• **Listed entries**
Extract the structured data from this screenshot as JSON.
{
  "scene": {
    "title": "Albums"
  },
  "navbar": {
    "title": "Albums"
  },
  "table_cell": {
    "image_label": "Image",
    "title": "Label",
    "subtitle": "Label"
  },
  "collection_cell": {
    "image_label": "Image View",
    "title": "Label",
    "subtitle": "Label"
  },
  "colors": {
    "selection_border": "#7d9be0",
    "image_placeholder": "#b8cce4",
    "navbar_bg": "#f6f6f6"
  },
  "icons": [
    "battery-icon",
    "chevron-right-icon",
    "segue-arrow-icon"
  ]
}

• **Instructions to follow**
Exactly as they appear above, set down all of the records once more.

• **Response area**
Extract the structured data from this screenshot as JSON.
{
  "scene": {
    "title": "Albums"
  },
  "navbar": {
    "title": "Albums"
  },
  "table_cell": {
    "image_label": "Image",
    "title": "Label",
    "subtitle": "Label"
  },
  "collection_cell": {
    "image_label": "Image View",
    "title": "Label",
    "subtitle": "Label"
  },
  "colors": {
    "selection_border": "#7d9be0",
    "image_placeholder": "#b8cce4",
    "navbar_bg": "#f6f6f6"
  },
  "icons": [
    "battery-icon",
    "chevron-right-icon",
    "segue-arrow-icon"
  ]
}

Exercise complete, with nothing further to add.